## [LISTED RECORDS]
——
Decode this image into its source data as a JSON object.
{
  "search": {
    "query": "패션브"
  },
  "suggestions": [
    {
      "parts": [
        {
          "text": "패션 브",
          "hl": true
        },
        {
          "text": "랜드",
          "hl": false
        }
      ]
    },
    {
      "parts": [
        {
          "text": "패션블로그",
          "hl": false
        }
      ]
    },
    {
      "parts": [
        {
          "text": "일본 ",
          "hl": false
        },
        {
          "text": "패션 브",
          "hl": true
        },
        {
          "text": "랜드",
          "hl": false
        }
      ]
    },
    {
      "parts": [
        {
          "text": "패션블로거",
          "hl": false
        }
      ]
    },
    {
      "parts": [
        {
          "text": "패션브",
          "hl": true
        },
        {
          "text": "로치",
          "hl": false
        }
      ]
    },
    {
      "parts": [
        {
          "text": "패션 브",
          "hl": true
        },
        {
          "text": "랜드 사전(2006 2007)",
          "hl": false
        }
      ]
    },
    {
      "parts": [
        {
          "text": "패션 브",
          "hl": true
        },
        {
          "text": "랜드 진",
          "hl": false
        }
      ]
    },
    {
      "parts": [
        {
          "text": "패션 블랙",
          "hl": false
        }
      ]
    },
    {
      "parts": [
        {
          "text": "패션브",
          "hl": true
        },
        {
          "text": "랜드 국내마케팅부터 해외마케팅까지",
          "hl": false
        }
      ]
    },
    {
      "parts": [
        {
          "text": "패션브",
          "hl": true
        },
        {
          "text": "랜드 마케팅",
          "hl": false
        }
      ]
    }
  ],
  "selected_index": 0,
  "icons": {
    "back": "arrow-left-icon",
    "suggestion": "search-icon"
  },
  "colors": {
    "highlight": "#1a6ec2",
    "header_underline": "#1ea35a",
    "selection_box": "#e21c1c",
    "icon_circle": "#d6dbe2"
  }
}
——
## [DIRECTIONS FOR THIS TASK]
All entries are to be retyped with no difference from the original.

## [SOLUTION TO THE PROBLEM]
Decode this image into its source data as a JSON object.
{
  "search": {
    "query": "패션브"
  },
  "suggestions": [
    {
      "parts": [
        {
          "text": "패션 브",
          "hl": true
        },
        {
          "text": "랜드",
          "hl": false
        }
      ]
    },
    {
      "parts": [
        {
          "text": "패션블로그",
          "hl": false
        }
      ]
    },
    {
      "parts": [
        {
          "text": "일본 ",
          "hl": false
        },
        {
          "text": "패션 브",
          "hl": true
        },
        {
          "text": "랜드",
          "hl": false
        }
      ]
    },
    {
      "parts": [
        {
          "text": "패션블로거",
          "hl": false
        }
      ]
    },
    {
      "parts": [
        {
          "text": "패션브",
          "hl": true
        },
        {
          "text": "로치",
          "hl": false
        }
      ]
    },
    {
      "parts": [
        {
          "text": "패션 브",
          "hl": true
        },
        {
          "text": "랜드 사전(2006 2007)",
          "hl": false
        }
      ]
    },
    {
      "parts": [
        {
          "text": "패션 브",
          "hl": true
        },
        {
          "text": "랜드 진",
          "hl": false
        }
      ]
    },
    {
      "parts": [
        {
          "text": "패션 블랙",
          "hl": false
        }
      ]
    },
    {
      "parts": [
        {
          "text": "패션브",
          "hl": true
        },
        {
          "text": "랜드 국내마케팅부터 해외마케팅까지",
          "hl": false
        }
      ]
    },
    {
      "parts": [
        {
          "text": "패션브",
          "hl": true
        },
        {
          "text": "랜드 마케팅",
          "hl": false
        }
      ]
    }
  ],
  "selected_index": 0,
  "icons": {
    "back": "arrow-left-icon",
    "suggestion": "search-icon"
  },
  "colors": {
    "highlight": "#1a6ec2",
    "header_underline": "#1ea35a",
    "selection_box": "#e21c1c",
    "icon_circle": "#d6dbe2"
  }
}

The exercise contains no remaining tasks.